======== Input data
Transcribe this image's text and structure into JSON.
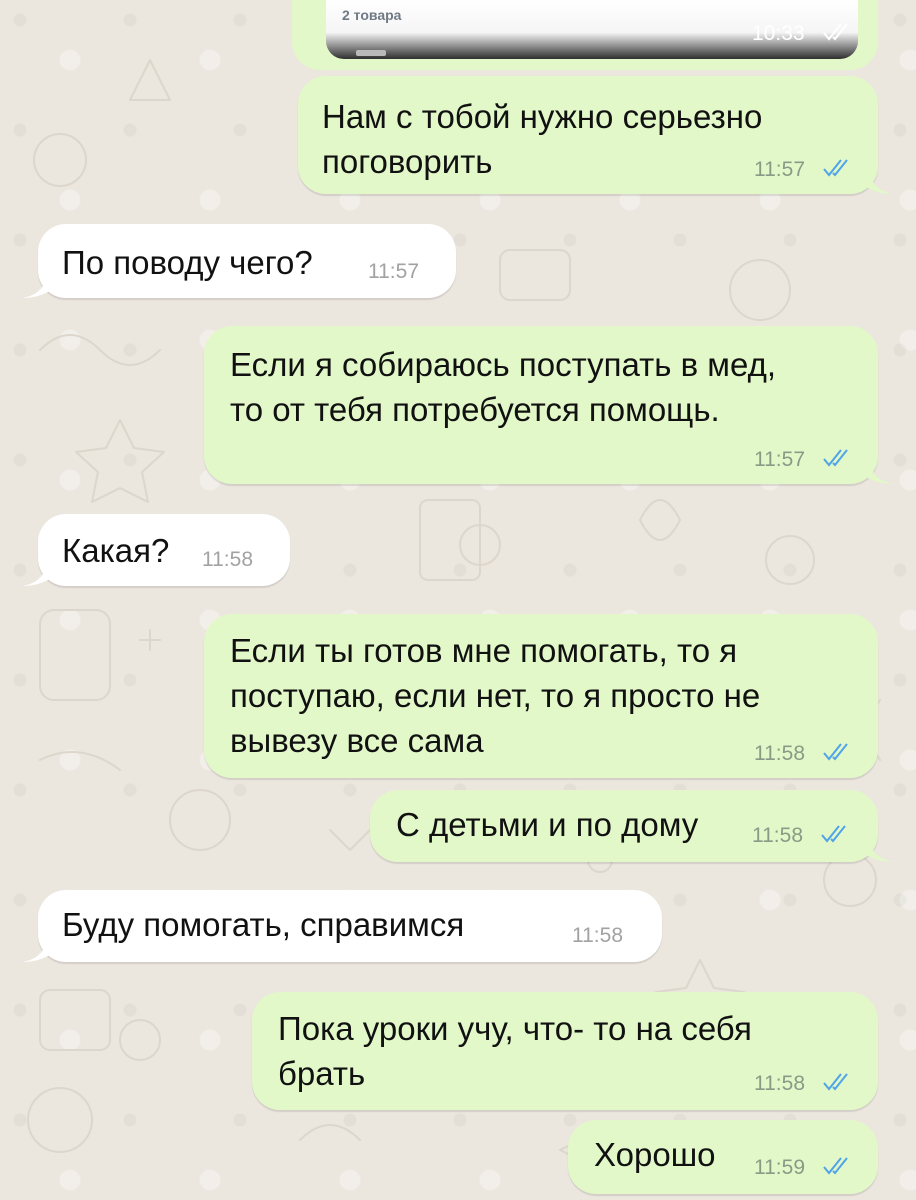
{
  "preview": {
    "card_label": "2 товара",
    "time": "10:33"
  },
  "messages": [
    {
      "id": "m1",
      "direction": "out",
      "text": "Нам с тобой нужно серьезно\nпоговорить",
      "time": "11:57",
      "read": true
    },
    {
      "id": "m2",
      "direction": "in",
      "text": "По поводу чего?",
      "time": "11:57"
    },
    {
      "id": "m3",
      "direction": "out",
      "text": "Если я собираюсь поступать в мед,\nто от тебя потребуется помощь.",
      "time": "11:57",
      "read": true
    },
    {
      "id": "m4",
      "direction": "in",
      "text": "Какая?",
      "time": "11:58"
    },
    {
      "id": "m5",
      "direction": "out",
      "text": "Если ты готов мне помогать, то я\nпоступаю, если нет, то я просто не\nвывезу все сама",
      "time": "11:58",
      "read": true
    },
    {
      "id": "m6",
      "direction": "out",
      "text": "С детьми и по дому",
      "time": "11:58",
      "read": true
    },
    {
      "id": "m7",
      "direction": "in",
      "text": "Буду помогать, справимся",
      "time": "11:58"
    },
    {
      "id": "m8",
      "direction": "out",
      "text": "Пока уроки учу, что- то на себя\nбрать",
      "time": "11:58",
      "read": true
    },
    {
      "id": "m9",
      "direction": "out",
      "text": "Хорошо",
      "time": "11:59",
      "read": true
    }
  ],
  "colors": {
    "outgoing_bubble": "#e2f8c9",
    "incoming_bubble": "#ffffff",
    "read_ticks": "#4fa3e8",
    "background": "#ebe6de"
  },
  "icons": {
    "read_receipt": "double-check-icon"
  }
}
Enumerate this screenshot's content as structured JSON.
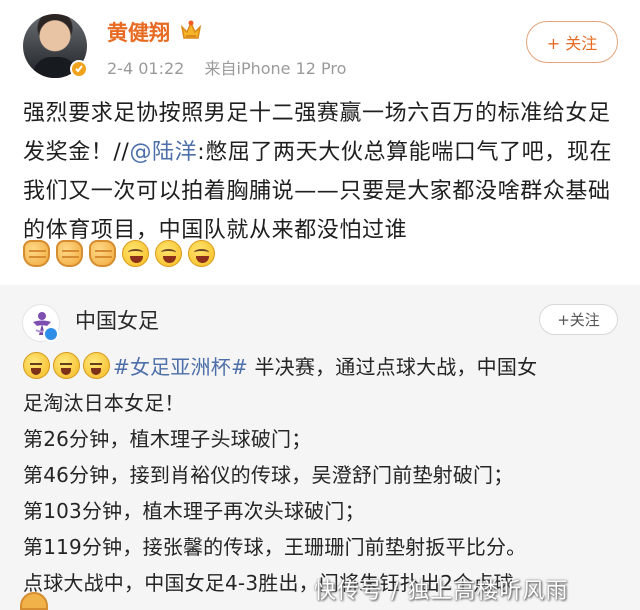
{
  "author": {
    "name": "黄健翔",
    "time": "2-4 01:22",
    "source": "来自iPhone 12 Pro",
    "follow": "+ 关注"
  },
  "post": {
    "text_before": "强烈要求足协按照男足十二强赛赢一场六百万的标准给女足发奖金！//",
    "mention": "@陆洋",
    "text_after": ":憋屈了两天大伙总算能喘口气了吧，现在我们又一次可以拍着胸脯说——只要是大家都没啥群众基础的体育项目，中国队就从来都没怕过谁"
  },
  "repost": {
    "name": "中国女足",
    "follow": "+关注",
    "hashtag": "#女足亚洲杯#",
    "lead_text": " 半决赛，通过点球大战，中国女",
    "lines": [
      "足淘汰日本女足！",
      "第26分钟，植木理子头球破门；",
      "第46分钟，接到肖裕仪的传球，吴澄舒门前垫射破门；",
      "第103分钟，植木理子再次头球破门；",
      "第119分钟，接张馨的传球，王珊珊门前垫射扳平比分。",
      "点球大战中，中国女足4-3胜出，门将朱钰扑出2个点球"
    ]
  },
  "watermark": "快传号 / 独上高楼听风雨",
  "colors": {
    "accent": "#e86b24",
    "link": "#4d6fa9",
    "meta": "#9a9a9a",
    "card_bg": "#f5f5f5"
  },
  "icons": [
    "crown-icon",
    "verified-badge-icon",
    "fist-icon",
    "laugh-icon",
    "cry-icon",
    "muscle-icon"
  ]
}
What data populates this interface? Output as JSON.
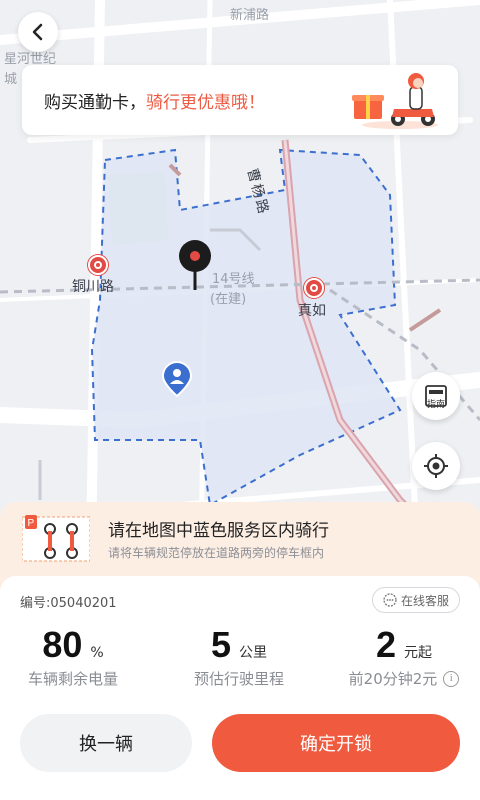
{
  "map": {
    "labels": {
      "top_left_1": "星河世纪",
      "top_left_2": "城",
      "top_road": "新浦路",
      "road_caoyang": "曹杨路",
      "metro_tongchuan": "铜川路",
      "metro_zhenru": "真如",
      "line14": "14号线",
      "line14_status": "(在建)"
    },
    "guide_label": "指南",
    "colors": {
      "service_area": "#dfe5f5",
      "service_border": "#3a6fd0",
      "metro": "#e24b43",
      "pin": "#1c1c1c",
      "user": "#3a6fd0"
    }
  },
  "promo": {
    "text_plain": "购买通勤卡，",
    "text_highlight": "骑行更优惠哦！"
  },
  "banner": {
    "title": "请在地图中蓝色服务区内骑行",
    "subtitle": "请将车辆规范停放在道路两旁的停车框内"
  },
  "bike": {
    "id_text": "编号:05040201",
    "service_label": "在线客服"
  },
  "stats": [
    {
      "value": "80",
      "unit": "%",
      "label": "车辆剩余电量"
    },
    {
      "value": "5",
      "unit": "公里",
      "label": "预估行驶里程"
    },
    {
      "value": "2",
      "unit": "元起",
      "label": "前20分钟2元"
    }
  ],
  "actions": {
    "switch_label": "换一辆",
    "unlock_label": "确定开锁"
  },
  "accent_color": "#f05a3e"
}
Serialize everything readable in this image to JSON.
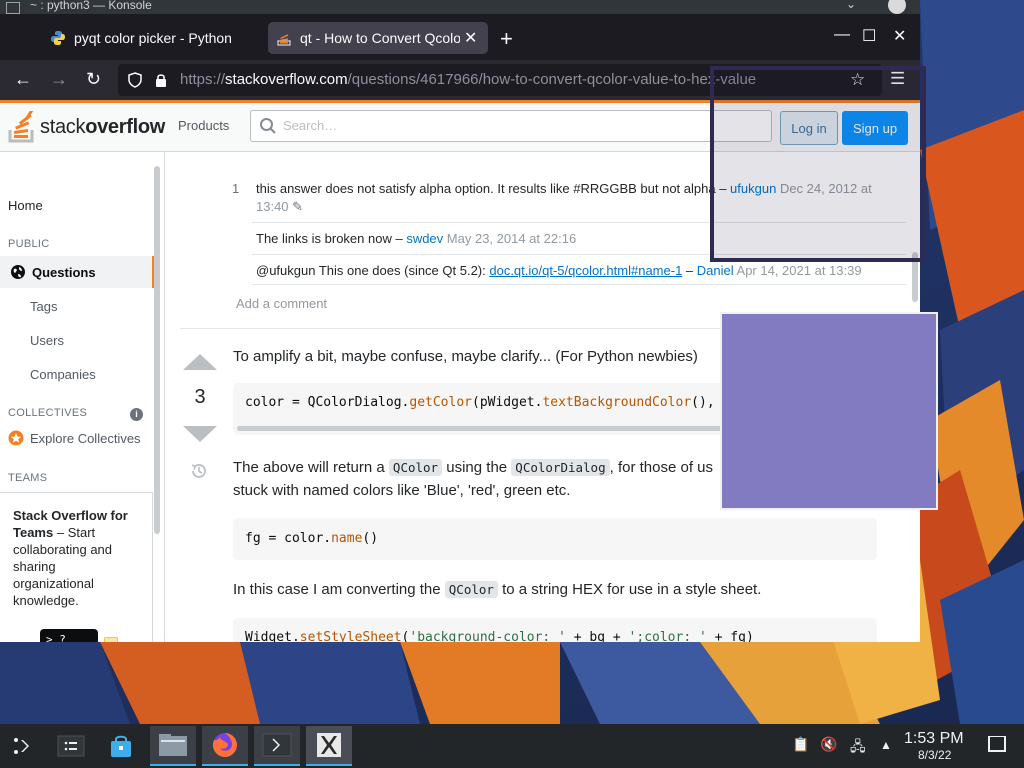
{
  "konsole": {
    "title": "~ : python3 — Konsole"
  },
  "browser": {
    "tabs": [
      {
        "label": "pyqt color picker - Python Tutorial",
        "active": false
      },
      {
        "label": "qt - How to Convert Qcolor Value to Hex",
        "active": true
      }
    ],
    "new_tab": "+",
    "window_controls": {
      "minimize": "—",
      "maximize": "☐",
      "close": "✕"
    },
    "url_prefix": "https://",
    "url_host": "stackoverflow.com",
    "url_path": "/questions/4617966/how-to-convert-qcolor-value-to-hex-value"
  },
  "so": {
    "logo_light": "stack",
    "logo_bold": "overflow",
    "products": "Products",
    "search_placeholder": "Search…",
    "login": "Log in",
    "signup": "Sign up"
  },
  "sidebar": {
    "home": "Home",
    "public": "PUBLIC",
    "questions": "Questions",
    "tags": "Tags",
    "users": "Users",
    "companies": "Companies",
    "collectives": "COLLECTIVES",
    "explore": "Explore Collectives",
    "teams": "TEAMS",
    "teams_title": "Stack Overflow for Teams",
    "teams_desc": " – Start collaborating and sharing organizational knowledge.",
    "teams_prompt": ">_?"
  },
  "comments": [
    {
      "score": "1",
      "text": "this answer does not satisfy alpha option. It results like #RRGGBB but not alpha",
      "sep": " – ",
      "user": "ufukgun",
      "date": "Dec 24, 2012 at 13:40"
    },
    {
      "score": "",
      "text": "The links is broken now",
      "sep": " – ",
      "user": "swdev",
      "date": "May 23, 2014 at 22:16"
    },
    {
      "score": "",
      "text": "@ufukgun This one does (since Qt 5.2): ",
      "link": "doc.qt.io/qt-5/qcolor.html#name-1",
      "sep": " – ",
      "user": "Daniel",
      "date": "Apr 14, 2021 at 13:39"
    }
  ],
  "add_comment": "Add a comment",
  "answer": {
    "votes": "3",
    "intro": "To amplify a bit, maybe confuse, maybe clarify... (For Python newbies)",
    "code1": {
      "a": "color = QColorDialog.",
      "b": "getColor",
      "c": "(pWidget.",
      "d": "textBackgroundColor",
      "e": "(),"
    },
    "p2_a": "The above will return a ",
    "p2_code1": "QColor",
    "p2_b": " using the ",
    "p2_code2": "QColorDialog",
    "p2_c": ", for those of us",
    "p2_d": "stuck with named colors like 'Blue', 'red', green etc.",
    "code2": {
      "a": "fg = color.",
      "b": "name",
      "c": "()"
    },
    "p3_a": "In this case I am converting the ",
    "p3_code": "QColor",
    "p3_b": " to a string HEX for use in a style sheet.",
    "code3": {
      "a": "Widget.",
      "b": "setStyleSheet",
      "c": "(",
      "d": "'background-color: '",
      "e": " + bg + ",
      "f": "';color: '",
      "g": " + fg)"
    }
  },
  "picker": {
    "swatch_color": "#827bc2"
  },
  "taskbar": {
    "time": "1:53 PM",
    "date": "8/3/22"
  }
}
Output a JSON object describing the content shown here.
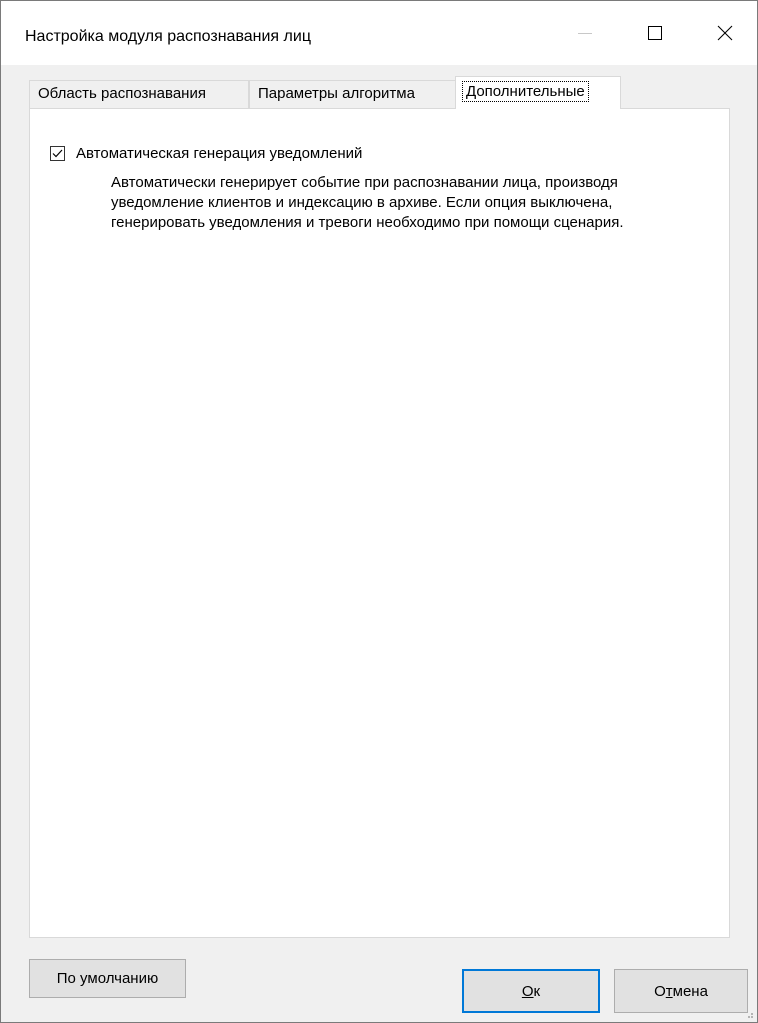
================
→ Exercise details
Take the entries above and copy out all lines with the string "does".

→ Answer to this task
      "text": "this answer does not satisfy alpha option. It results like #RRGGBB but not alpha",
      "text": "@ufukgun This one does (since Qt 5.2): ",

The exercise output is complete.